• **WHAT YOU HAVE TO DO**
Among the lines of the records, find all that carry the word "project" and copy them.

• **Dataset excerpts**

━━━━━━━━

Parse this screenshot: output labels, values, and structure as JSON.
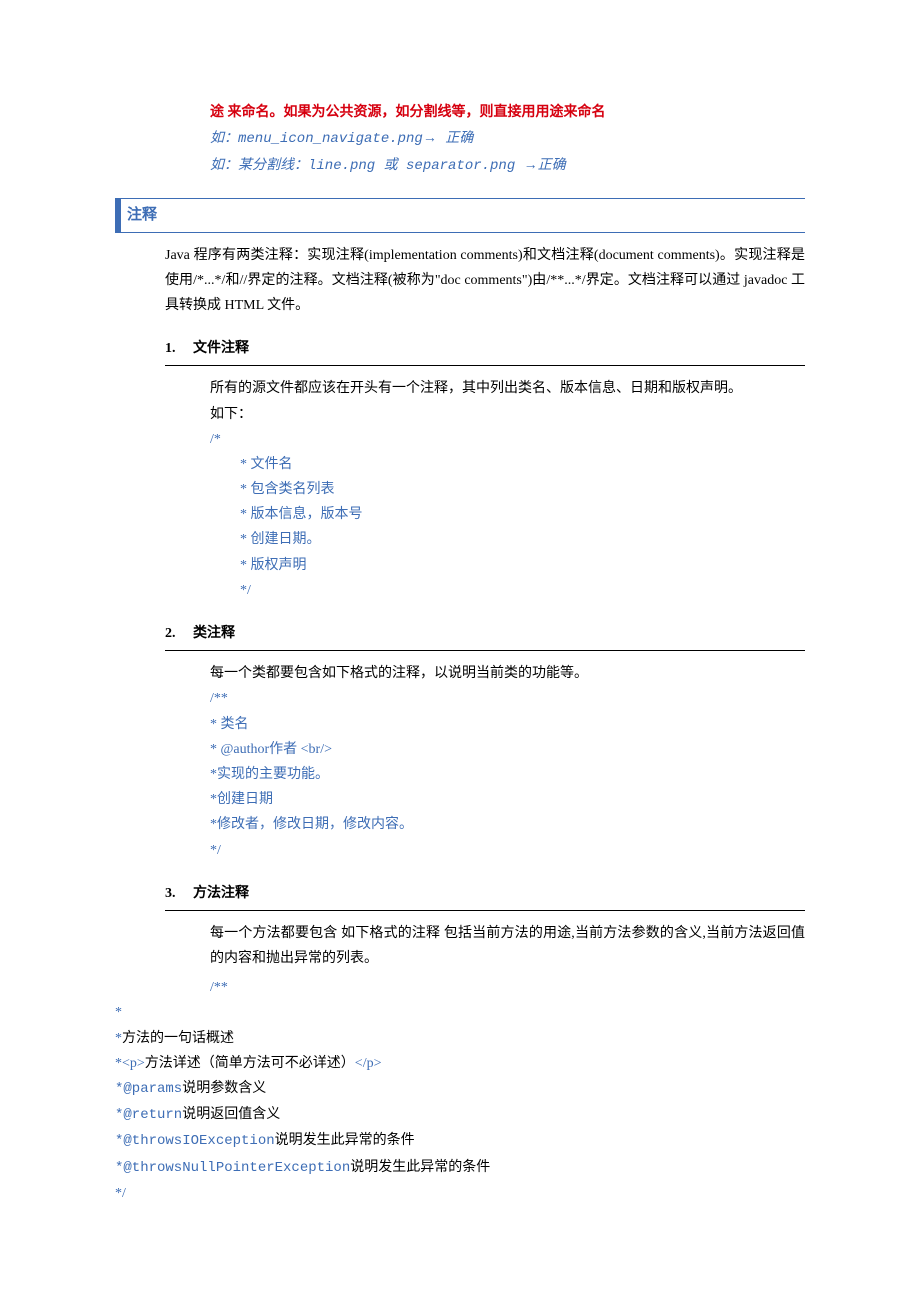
{
  "top": {
    "red_line": "途 来命名。如果为公共资源，如分割线等，则直接用用途来命名",
    "blue_line1_a": "如：menu_icon_navigate.png",
    "blue_line1_b": " 正确",
    "blue_line2_a": "如：某分割线：line.png  或 separator.png ",
    "blue_line2_b": "正确"
  },
  "section": {
    "title": "注释",
    "intro": "Java 程序有两类注释：实现注释(implementation comments)和文档注释(document comments)。实现注释是使用/*...*/和//界定的注释。文档注释(被称为\"doc comments\")由/**...*/界定。文档注释可以通过 javadoc 工具转换成 HTML 文件。"
  },
  "sub1": {
    "num": "1.",
    "title": "文件注释",
    "desc1": "所有的源文件都应该在开头有一个注释，其中列出类名、版本信息、日期和版权声明。",
    "desc2": "如下：",
    "c0": "/*",
    "c1": "* 文件名",
    "c2": "* 包含类名列表",
    "c3": "* 版本信息，版本号",
    "c4": "* 创建日期。",
    "c5": "* 版权声明",
    "c6": "*/"
  },
  "sub2": {
    "num": "2.",
    "title": "类注释",
    "desc": "每一个类都要包含如下格式的注释，以说明当前类的功能等。",
    "c0": "/**",
    "c1": " * 类名",
    "c2": " * @author作者 <br/>",
    "c3": " *实现的主要功能。",
    "c4": " *创建日期",
    "c5": " *修改者，修改日期，修改内容。",
    "c6": "*/"
  },
  "sub3": {
    "num": "3.",
    "title": "方法注释",
    "desc": "每一个方法都要包含 如下格式的注释 包括当前方法的用途,当前方法参数的含义,当前方法返回值的内容和抛出异常的列表。",
    "c0": "/**",
    "c1": "*",
    "c2a": "*",
    "c2b": "方法的一句话概述",
    "c3a": "*<p>",
    "c3b": "方法详述（简单方法可不必详述）",
    "c3c": "</p>",
    "c4a": "*@params",
    "c4b": "说明参数含义",
    "c5a": "*@return",
    "c5b": "说明返回值含义",
    "c6a": "*@throwsIOException",
    "c6b": "说明发生此异常的条件",
    "c7a": "*@throwsNullPointerException",
    "c7b": "说明发生此异常的条件",
    "c8": "*/"
  }
}
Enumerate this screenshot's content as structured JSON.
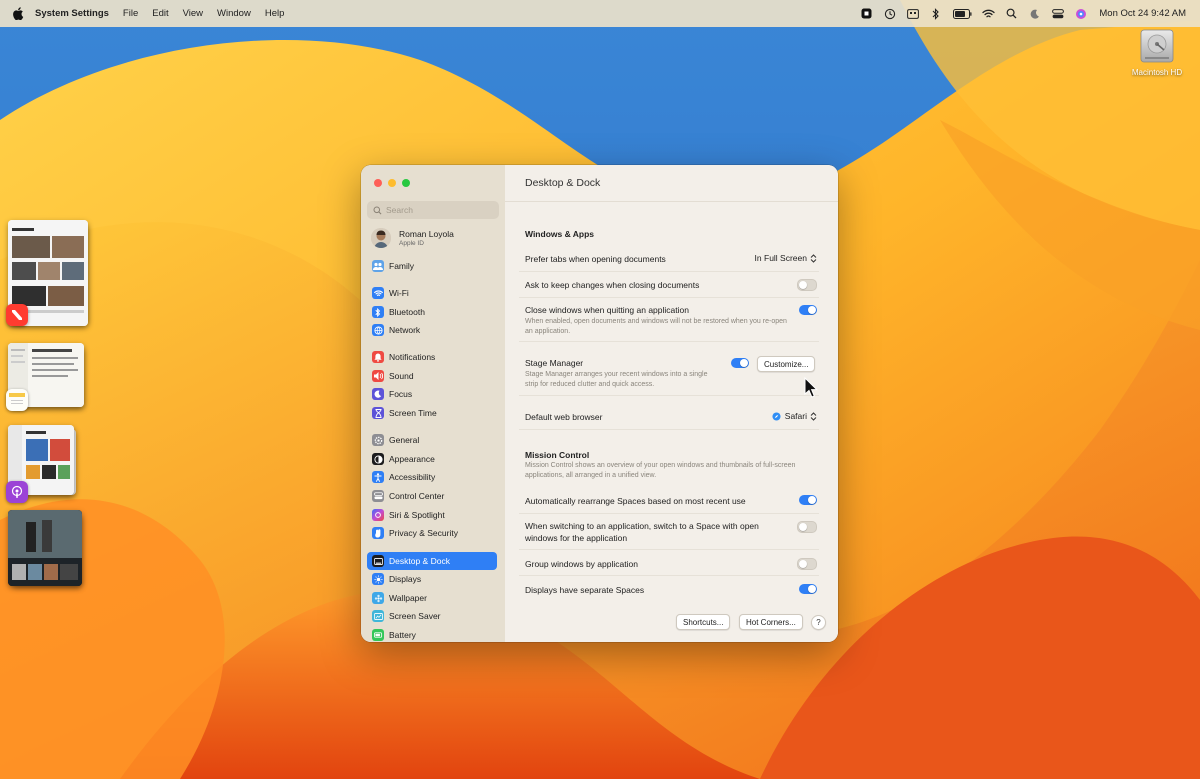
{
  "menubar": {
    "app_name": "System Settings",
    "menus": [
      "File",
      "Edit",
      "View",
      "Window",
      "Help"
    ],
    "clock": "Mon Oct 24  9:42 AM"
  },
  "desktop": {
    "disk_label": "Macintosh HD"
  },
  "window": {
    "search_placeholder": "Search",
    "user": {
      "name": "Roman Loyola",
      "subtitle": "Apple ID"
    },
    "sidebar": [
      {
        "label": "Family",
        "icon": "family-icon",
        "color": "#5fa3e8"
      },
      {
        "label": "Wi-Fi",
        "icon": "wifi-icon",
        "color": "#2f7ff5"
      },
      {
        "label": "Bluetooth",
        "icon": "bluetooth-icon",
        "color": "#2f7ff5"
      },
      {
        "label": "Network",
        "icon": "network-icon",
        "color": "#2f7ff5"
      },
      {
        "label": "Notifications",
        "icon": "notifications-icon",
        "color": "#ef4a42"
      },
      {
        "label": "Sound",
        "icon": "sound-icon",
        "color": "#ef4a42"
      },
      {
        "label": "Focus",
        "icon": "focus-icon",
        "color": "#5d53d8"
      },
      {
        "label": "Screen Time",
        "icon": "screen-time-icon",
        "color": "#5d53d8"
      },
      {
        "label": "General",
        "icon": "general-icon",
        "color": "#8e8e93"
      },
      {
        "label": "Appearance",
        "icon": "appearance-icon",
        "color": "#1c1c1e"
      },
      {
        "label": "Accessibility",
        "icon": "accessibility-icon",
        "color": "#2f7ff5"
      },
      {
        "label": "Control Center",
        "icon": "control-center-icon",
        "color": "#8e8e93"
      },
      {
        "label": "Siri & Spotlight",
        "icon": "siri-icon",
        "color": "#c04cd6"
      },
      {
        "label": "Privacy & Security",
        "icon": "privacy-icon",
        "color": "#2f7ff5"
      },
      {
        "label": "Desktop & Dock",
        "icon": "desktop-dock-icon",
        "color": "#1c1c1e"
      },
      {
        "label": "Displays",
        "icon": "displays-icon",
        "color": "#2f7ff5"
      },
      {
        "label": "Wallpaper",
        "icon": "wallpaper-icon",
        "color": "#3fa8e8"
      },
      {
        "label": "Screen Saver",
        "icon": "screen-saver-icon",
        "color": "#3fb6d9"
      },
      {
        "label": "Battery",
        "icon": "battery-icon",
        "color": "#34c759"
      }
    ],
    "selected_sidebar": "Desktop & Dock",
    "content": {
      "title": "Desktop & Dock",
      "windows_apps": {
        "header": "Windows & Apps",
        "prefer_tabs_label": "Prefer tabs when opening documents",
        "prefer_tabs_value": "In Full Screen",
        "ask_keep_label": "Ask to keep changes when closing documents",
        "ask_keep_on": false,
        "close_windows_label": "Close windows when quitting an application",
        "close_windows_desc": "When enabled, open documents and windows will not be restored when you re-open an application.",
        "close_windows_on": true,
        "stage_manager_label": "Stage Manager",
        "stage_manager_desc": "Stage Manager arranges your recent windows into a single strip for reduced clutter and quick access.",
        "stage_manager_on": true,
        "customize_label": "Customize...",
        "browser_label": "Default web browser",
        "browser_value": "Safari"
      },
      "mission_control": {
        "header": "Mission Control",
        "desc": "Mission Control shows an overview of your open windows and thumbnails of full-screen applications, all arranged in a unified view.",
        "auto_rearrange_label": "Automatically rearrange Spaces based on most recent use",
        "auto_rearrange_on": true,
        "switch_space_label": "When switching to an application, switch to a Space with open windows for the application",
        "switch_space_on": false,
        "group_windows_label": "Group windows by application",
        "group_windows_on": false,
        "separate_spaces_label": "Displays have separate Spaces",
        "separate_spaces_on": true
      },
      "footer": {
        "shortcuts_label": "Shortcuts...",
        "hot_corners_label": "Hot Corners...",
        "help_label": "?"
      }
    }
  }
}
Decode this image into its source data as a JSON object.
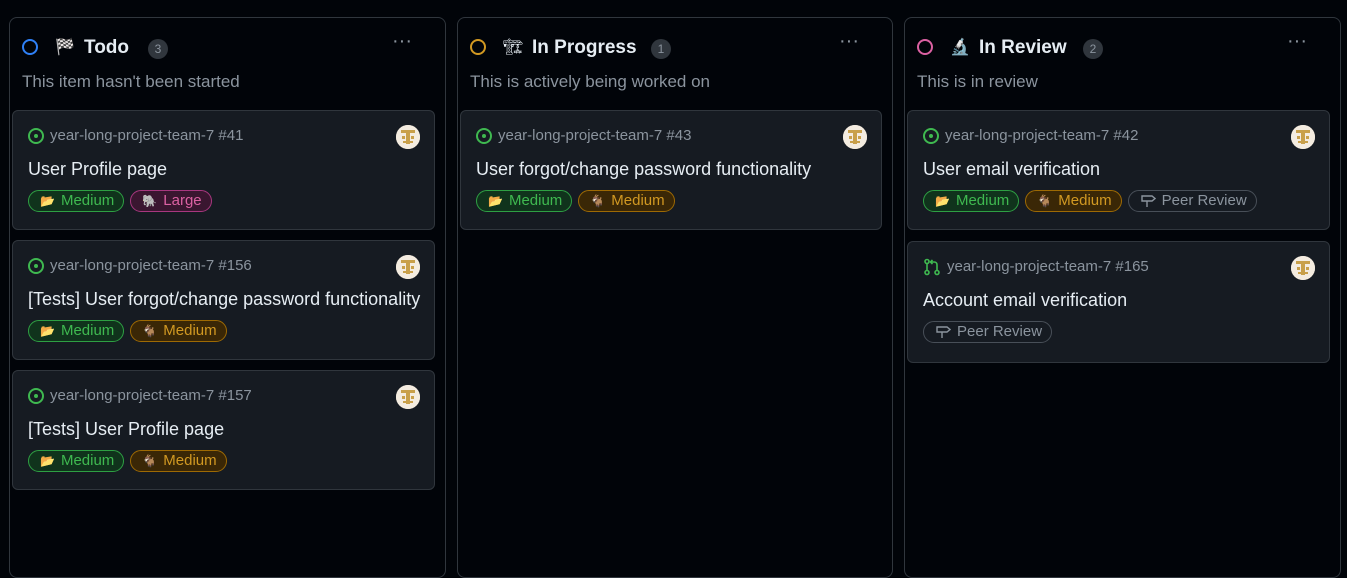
{
  "columns": [
    {
      "title": "Todo",
      "emoji": "🏁",
      "count": "3",
      "status_color": "#2f81f7",
      "description": "This item hasn't been started",
      "more": "···",
      "cards": [
        {
          "ref": "year-long-project-team-7 #41",
          "type": "issue",
          "title": "User Profile page",
          "labels": [
            {
              "emoji": "📂",
              "text": "Medium",
              "style": "green"
            },
            {
              "emoji": "🐘",
              "text": "Large",
              "style": "pink"
            }
          ]
        },
        {
          "ref": "year-long-project-team-7 #156",
          "type": "issue",
          "title": "[Tests] User forgot/change password functionality",
          "labels": [
            {
              "emoji": "📂",
              "text": "Medium",
              "style": "green"
            },
            {
              "emoji": "🐐",
              "text": "Medium",
              "style": "orange"
            }
          ]
        },
        {
          "ref": "year-long-project-team-7 #157",
          "type": "issue",
          "title": "[Tests] User Profile page",
          "labels": [
            {
              "emoji": "📂",
              "text": "Medium",
              "style": "green"
            },
            {
              "emoji": "🐐",
              "text": "Medium",
              "style": "orange"
            }
          ]
        }
      ]
    },
    {
      "title": "In Progress",
      "emoji": "🏗",
      "count": "1",
      "status_color": "#d29922",
      "description": "This is actively being worked on",
      "more": "···",
      "cards": [
        {
          "ref": "year-long-project-team-7 #43",
          "type": "issue",
          "title": "User forgot/change password functionality",
          "labels": [
            {
              "emoji": "📂",
              "text": "Medium",
              "style": "green"
            },
            {
              "emoji": "🐐",
              "text": "Medium",
              "style": "orange"
            }
          ]
        }
      ]
    },
    {
      "title": "In Review",
      "emoji": "🔬",
      "count": "2",
      "status_color": "#db61a2",
      "description": "This is in review",
      "more": "···",
      "cards": [
        {
          "ref": "year-long-project-team-7 #42",
          "type": "issue",
          "title": "User email verification",
          "labels": [
            {
              "emoji": "📂",
              "text": "Medium",
              "style": "green"
            },
            {
              "emoji": "🐐",
              "text": "Medium",
              "style": "orange"
            },
            {
              "emoji": "",
              "text": "Peer Review",
              "style": "gray"
            }
          ]
        },
        {
          "ref": "year-long-project-team-7 #165",
          "type": "pr",
          "title": "Account email verification",
          "labels": [
            {
              "emoji": "",
              "text": "Peer Review",
              "style": "gray"
            }
          ]
        }
      ]
    }
  ]
}
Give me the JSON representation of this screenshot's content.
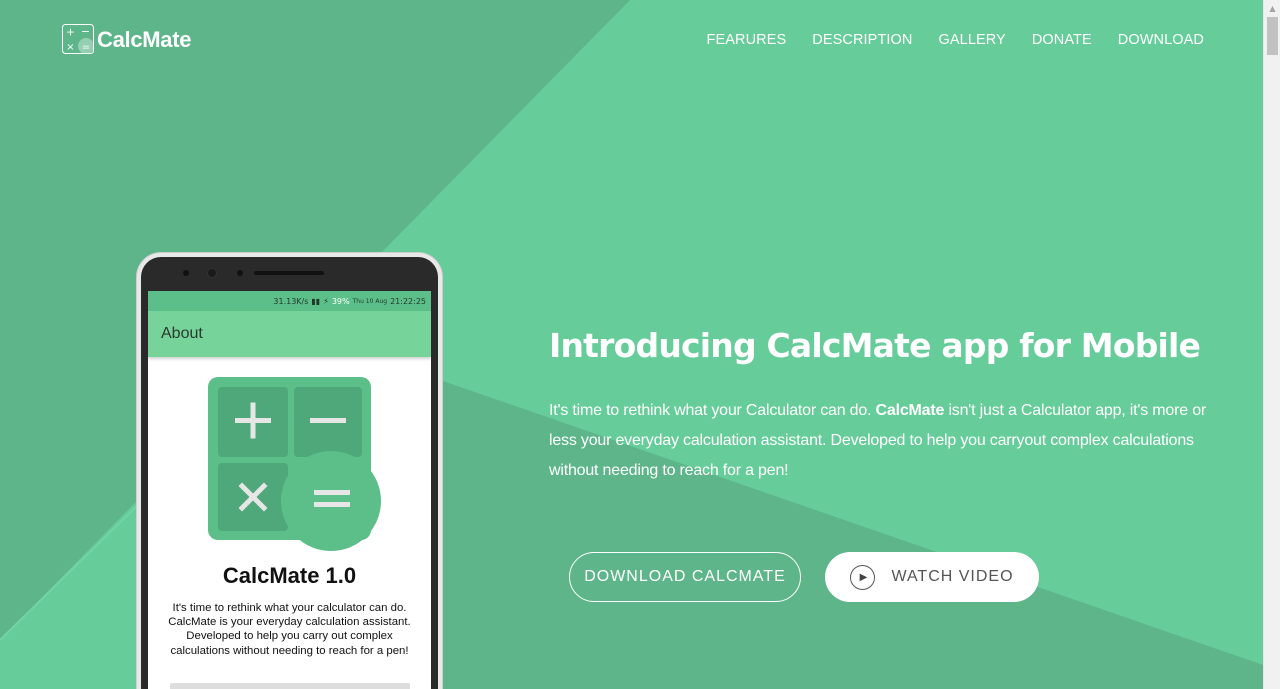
{
  "brand": {
    "name": "CalcMate"
  },
  "nav": {
    "items": [
      {
        "label": "FEARURES"
      },
      {
        "label": "DESCRIPTION"
      },
      {
        "label": "GALLERY"
      },
      {
        "label": "DONATE"
      },
      {
        "label": "DOWNLOAD"
      }
    ]
  },
  "hero": {
    "title": "Introducing CalcMate app for Mobile",
    "desc_before": "It's time to rethink what your Calculator can do. ",
    "desc_bold": "CalcMate",
    "desc_after": " isn't just a Calculator app, it's more or less your everyday calculation assistant. Developed to help you carryout complex calculations without needing to reach for a pen!",
    "download_label": "DOWNLOAD CALCMATE",
    "video_label": "WATCH VIDEO"
  },
  "phone": {
    "status": {
      "speed": "31.13K/s",
      "battery": "39%",
      "date": "Thu 10 Aug",
      "time": "21:22:25"
    },
    "appbar_title": "About",
    "app_title": "CalcMate 1.0",
    "app_desc": "It's time to rethink what your calculator can do. CalcMate is your everyday calculation assistant. Developed to help you carry out complex calculations without needing to reach for a pen!"
  },
  "colors": {
    "background": "#66cc99",
    "dark_stripe": "#5db589",
    "brand_green": "#5cbf89"
  }
}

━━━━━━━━

• **WRITTEN RESPONSE**
          "ref": "year-long-project-team-7 #41",
          "ref": "year-long-project-team-7 #156",
          "ref": "year-long-project-team-7 #157",
          "ref": "year-long-project-team-7 #43",
          "ref": "year-long-project-team-7 #42",
          "ref": "year-long-project-team-7 #165",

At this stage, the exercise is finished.